New Study Shows How You Can Reduce Your Risk Of Long COVID

According to a recent study published in Open Forum Infectious Diseases, those who have been double-vaccinated are less likely to develop long COVID compared to those who have not undergone a COVID vaccine regimen. The study followed a random selection of individuals from the United Kingdom between April 2020 and November 2021. The results indicated that being vaccinated reduced the risk of COVID infection and transmission, which ultimately leads to lower incidences of long COVID. Additionally, the data suggested that being vaccinated two weeks prior to a COVID infection lowered the chances of experiencing long COVID symptoms by 41%, compared to unvaccinated individuals.

Results were mixed as to how well vaccinations protect against developing long COVID following a breakthrough infection. However, a 2021 study published in the May edition of The BMJ indicated that the likelihood of long COVID symptoms decreases after one dose of the vaccine. It followed over 28,000 participants in the UK who received at least one dose of the vaccine after testing positive for COVID. Chances of improvement are even greater after full vaccination.

Long COVID symptoms and treatment

Long COVID is defined by the Centers for Disease Control and Prevention (CDC) as conditions following a COVID-19 infection that include a wide range of symptoms associated with COVID-19 or new health problems that arise after infection. It is typical to experience COVID symptoms for several days after becoming infected. However, conditions are identified as being associated with long COVID when symptoms arise four or more weeks after recovering from infection. Anyone is at risk of getting long COVID, though it is more typically found in individuals who experienced severe COVID illness. The CDC's most recent data estimates that roughly 17% of American adults over the age of 18 are currently experiencing long COVID.

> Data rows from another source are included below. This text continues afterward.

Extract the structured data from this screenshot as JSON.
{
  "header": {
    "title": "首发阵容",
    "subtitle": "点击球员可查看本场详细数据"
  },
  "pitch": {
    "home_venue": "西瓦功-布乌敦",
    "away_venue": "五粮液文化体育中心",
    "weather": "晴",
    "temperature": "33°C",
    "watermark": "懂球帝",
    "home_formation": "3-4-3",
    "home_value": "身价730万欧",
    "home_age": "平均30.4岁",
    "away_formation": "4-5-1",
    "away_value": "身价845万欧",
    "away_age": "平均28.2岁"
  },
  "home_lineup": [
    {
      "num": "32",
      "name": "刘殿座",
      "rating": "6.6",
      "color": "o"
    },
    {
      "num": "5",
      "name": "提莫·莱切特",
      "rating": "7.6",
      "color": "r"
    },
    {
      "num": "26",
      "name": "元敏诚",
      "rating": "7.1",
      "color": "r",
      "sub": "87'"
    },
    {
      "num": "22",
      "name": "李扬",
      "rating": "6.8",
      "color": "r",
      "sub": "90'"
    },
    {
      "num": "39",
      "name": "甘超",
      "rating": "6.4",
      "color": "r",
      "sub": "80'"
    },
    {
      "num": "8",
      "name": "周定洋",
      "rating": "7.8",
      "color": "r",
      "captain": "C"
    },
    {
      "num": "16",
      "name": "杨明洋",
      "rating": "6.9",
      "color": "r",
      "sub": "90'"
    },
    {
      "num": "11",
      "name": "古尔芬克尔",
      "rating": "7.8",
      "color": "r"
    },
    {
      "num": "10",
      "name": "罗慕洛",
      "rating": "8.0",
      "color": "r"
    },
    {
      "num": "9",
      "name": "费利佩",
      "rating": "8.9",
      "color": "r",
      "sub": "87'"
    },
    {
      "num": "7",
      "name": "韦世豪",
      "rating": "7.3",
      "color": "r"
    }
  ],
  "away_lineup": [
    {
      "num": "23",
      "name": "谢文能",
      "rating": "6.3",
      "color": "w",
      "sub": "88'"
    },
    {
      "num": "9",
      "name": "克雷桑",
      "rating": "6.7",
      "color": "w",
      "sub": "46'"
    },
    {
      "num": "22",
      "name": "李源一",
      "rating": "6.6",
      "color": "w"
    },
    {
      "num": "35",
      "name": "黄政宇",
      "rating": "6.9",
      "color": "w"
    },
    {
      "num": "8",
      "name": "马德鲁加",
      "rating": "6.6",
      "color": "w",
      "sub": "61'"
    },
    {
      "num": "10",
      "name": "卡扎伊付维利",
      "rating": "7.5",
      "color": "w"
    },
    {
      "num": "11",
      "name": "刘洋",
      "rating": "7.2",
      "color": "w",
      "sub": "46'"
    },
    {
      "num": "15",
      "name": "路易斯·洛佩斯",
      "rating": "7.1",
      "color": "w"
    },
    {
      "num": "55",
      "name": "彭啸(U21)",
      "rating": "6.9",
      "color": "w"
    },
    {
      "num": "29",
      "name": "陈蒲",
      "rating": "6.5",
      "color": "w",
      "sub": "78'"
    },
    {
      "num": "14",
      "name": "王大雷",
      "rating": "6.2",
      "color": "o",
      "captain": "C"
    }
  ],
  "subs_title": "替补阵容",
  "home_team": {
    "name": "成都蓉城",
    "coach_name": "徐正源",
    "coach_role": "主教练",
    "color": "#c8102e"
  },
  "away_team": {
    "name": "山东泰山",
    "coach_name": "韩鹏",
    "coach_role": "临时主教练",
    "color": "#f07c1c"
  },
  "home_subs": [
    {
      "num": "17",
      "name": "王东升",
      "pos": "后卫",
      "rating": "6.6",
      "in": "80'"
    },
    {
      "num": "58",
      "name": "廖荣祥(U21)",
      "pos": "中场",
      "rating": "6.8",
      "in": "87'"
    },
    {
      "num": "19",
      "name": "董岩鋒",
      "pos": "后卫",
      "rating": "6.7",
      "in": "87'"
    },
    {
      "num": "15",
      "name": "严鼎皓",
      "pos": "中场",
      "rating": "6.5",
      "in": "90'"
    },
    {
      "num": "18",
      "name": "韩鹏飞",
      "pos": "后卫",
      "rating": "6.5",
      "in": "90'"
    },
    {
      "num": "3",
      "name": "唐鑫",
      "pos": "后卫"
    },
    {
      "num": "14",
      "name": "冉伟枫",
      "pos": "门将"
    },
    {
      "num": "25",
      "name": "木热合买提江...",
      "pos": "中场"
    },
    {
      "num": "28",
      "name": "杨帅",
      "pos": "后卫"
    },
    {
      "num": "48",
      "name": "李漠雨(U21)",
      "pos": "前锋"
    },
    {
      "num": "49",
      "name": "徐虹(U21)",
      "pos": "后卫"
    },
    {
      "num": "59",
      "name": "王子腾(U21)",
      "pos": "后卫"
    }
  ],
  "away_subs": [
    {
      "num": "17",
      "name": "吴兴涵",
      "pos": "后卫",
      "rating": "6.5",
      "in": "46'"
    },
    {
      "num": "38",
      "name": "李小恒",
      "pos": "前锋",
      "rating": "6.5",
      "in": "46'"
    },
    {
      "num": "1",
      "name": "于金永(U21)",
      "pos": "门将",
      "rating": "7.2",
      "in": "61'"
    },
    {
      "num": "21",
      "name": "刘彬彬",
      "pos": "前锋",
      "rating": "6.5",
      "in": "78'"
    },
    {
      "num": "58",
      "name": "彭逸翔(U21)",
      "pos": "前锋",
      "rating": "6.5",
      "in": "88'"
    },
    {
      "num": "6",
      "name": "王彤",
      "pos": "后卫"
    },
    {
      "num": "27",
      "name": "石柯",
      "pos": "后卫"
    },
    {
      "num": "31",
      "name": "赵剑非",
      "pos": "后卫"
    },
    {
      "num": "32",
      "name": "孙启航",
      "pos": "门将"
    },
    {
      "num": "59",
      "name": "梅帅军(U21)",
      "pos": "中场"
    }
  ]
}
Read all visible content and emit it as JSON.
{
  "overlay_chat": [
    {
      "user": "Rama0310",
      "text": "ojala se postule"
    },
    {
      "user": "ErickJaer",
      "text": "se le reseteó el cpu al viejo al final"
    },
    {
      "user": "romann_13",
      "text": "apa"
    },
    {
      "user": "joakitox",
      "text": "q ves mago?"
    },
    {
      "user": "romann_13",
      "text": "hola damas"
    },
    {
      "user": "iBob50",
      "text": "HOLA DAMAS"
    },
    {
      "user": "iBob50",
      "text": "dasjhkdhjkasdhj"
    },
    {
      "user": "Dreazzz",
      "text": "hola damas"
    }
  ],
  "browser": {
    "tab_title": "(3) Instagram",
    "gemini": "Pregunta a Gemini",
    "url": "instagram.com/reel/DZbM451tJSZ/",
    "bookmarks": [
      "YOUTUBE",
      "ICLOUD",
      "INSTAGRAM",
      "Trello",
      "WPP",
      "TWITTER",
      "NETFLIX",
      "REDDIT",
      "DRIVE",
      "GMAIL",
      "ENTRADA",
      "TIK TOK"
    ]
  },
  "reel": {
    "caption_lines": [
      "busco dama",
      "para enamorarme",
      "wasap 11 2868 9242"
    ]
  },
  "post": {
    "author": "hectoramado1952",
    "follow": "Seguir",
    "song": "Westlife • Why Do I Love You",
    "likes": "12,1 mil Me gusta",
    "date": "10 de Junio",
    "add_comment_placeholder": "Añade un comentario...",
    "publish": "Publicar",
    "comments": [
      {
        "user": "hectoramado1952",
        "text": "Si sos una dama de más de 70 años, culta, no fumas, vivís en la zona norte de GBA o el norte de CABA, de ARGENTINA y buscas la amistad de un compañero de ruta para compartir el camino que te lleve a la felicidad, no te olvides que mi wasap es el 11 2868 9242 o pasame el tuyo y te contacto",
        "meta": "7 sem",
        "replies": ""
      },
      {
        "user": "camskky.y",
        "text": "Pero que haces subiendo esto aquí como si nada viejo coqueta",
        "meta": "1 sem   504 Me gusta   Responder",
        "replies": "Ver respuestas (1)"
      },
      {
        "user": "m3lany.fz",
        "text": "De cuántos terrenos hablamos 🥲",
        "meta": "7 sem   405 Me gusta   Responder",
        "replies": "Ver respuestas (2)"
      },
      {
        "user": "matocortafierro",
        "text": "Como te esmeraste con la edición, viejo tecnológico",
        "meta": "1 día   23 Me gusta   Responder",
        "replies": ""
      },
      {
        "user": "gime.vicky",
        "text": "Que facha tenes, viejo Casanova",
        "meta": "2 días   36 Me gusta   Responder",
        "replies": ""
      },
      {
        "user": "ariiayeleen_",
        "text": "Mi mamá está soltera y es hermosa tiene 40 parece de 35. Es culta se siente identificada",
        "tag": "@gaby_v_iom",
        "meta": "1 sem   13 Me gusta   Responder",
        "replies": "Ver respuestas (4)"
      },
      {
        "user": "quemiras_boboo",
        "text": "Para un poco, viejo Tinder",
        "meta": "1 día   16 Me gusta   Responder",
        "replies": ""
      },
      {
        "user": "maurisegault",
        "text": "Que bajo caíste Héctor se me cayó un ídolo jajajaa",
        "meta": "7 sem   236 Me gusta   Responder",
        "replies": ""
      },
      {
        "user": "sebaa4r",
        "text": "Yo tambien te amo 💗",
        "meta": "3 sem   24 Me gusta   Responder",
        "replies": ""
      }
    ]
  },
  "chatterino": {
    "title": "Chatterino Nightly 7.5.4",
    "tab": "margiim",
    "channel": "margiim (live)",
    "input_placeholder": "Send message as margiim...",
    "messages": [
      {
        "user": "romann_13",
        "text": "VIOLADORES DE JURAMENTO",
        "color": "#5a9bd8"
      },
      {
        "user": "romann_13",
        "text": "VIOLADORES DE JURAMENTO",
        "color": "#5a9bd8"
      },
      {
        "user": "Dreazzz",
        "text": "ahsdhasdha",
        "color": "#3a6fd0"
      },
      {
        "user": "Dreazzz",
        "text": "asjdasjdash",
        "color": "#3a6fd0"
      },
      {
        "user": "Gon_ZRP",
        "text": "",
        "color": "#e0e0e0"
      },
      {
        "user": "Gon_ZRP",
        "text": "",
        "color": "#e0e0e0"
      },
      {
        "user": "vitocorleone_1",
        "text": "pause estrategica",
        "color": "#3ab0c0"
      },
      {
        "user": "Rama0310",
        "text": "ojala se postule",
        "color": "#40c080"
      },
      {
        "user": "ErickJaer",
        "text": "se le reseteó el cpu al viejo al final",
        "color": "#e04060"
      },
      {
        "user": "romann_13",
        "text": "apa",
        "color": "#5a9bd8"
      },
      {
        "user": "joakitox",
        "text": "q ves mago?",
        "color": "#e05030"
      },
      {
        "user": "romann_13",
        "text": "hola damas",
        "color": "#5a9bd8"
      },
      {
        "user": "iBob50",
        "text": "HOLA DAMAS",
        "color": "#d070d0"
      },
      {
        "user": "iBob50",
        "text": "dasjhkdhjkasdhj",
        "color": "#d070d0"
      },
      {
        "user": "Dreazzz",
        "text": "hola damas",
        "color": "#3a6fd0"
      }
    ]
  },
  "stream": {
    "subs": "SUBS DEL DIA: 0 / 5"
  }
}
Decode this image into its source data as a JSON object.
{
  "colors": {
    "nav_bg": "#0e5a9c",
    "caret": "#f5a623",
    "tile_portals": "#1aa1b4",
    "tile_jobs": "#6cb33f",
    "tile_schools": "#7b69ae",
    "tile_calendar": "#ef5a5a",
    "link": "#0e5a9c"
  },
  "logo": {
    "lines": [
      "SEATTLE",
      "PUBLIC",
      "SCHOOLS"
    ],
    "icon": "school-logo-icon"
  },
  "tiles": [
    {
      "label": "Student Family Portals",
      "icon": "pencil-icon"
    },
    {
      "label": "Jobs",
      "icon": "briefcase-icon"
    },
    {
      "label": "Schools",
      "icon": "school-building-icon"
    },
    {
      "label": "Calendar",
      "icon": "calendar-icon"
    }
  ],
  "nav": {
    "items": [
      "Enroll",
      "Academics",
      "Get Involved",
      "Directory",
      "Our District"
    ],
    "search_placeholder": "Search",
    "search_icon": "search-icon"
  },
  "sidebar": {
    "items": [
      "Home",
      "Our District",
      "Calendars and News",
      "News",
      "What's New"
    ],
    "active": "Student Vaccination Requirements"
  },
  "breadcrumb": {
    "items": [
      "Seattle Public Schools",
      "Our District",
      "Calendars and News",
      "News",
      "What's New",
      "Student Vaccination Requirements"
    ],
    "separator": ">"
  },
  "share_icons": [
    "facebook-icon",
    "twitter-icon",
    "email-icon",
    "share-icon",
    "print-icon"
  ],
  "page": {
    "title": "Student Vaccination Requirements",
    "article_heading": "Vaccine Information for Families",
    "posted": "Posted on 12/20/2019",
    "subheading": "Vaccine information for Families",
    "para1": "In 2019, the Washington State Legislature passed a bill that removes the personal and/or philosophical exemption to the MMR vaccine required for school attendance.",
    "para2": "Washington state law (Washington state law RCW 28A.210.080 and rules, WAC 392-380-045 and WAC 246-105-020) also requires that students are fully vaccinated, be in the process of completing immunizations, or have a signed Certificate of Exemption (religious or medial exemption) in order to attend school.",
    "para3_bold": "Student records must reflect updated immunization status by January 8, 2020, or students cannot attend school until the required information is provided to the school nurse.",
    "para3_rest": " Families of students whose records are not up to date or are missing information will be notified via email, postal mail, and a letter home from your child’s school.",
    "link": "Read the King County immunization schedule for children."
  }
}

The Mayo Clinic states that long COVID symptoms can include fatigue, coughing, and other respiratory difficulties. Fever, muscle pain, a pins-and-needles sensation, and loss of smell or taste are also possible.

According to WebMD, while there are no specific drugs available for long COVID, researchers are investigating potential treatments that would target the root of the condition. In the meantime, if you are experiencing symptoms — especially if they are affecting multiple organs — you may need to visit several specialists. They can suggest treatments that may be able to provide some relief.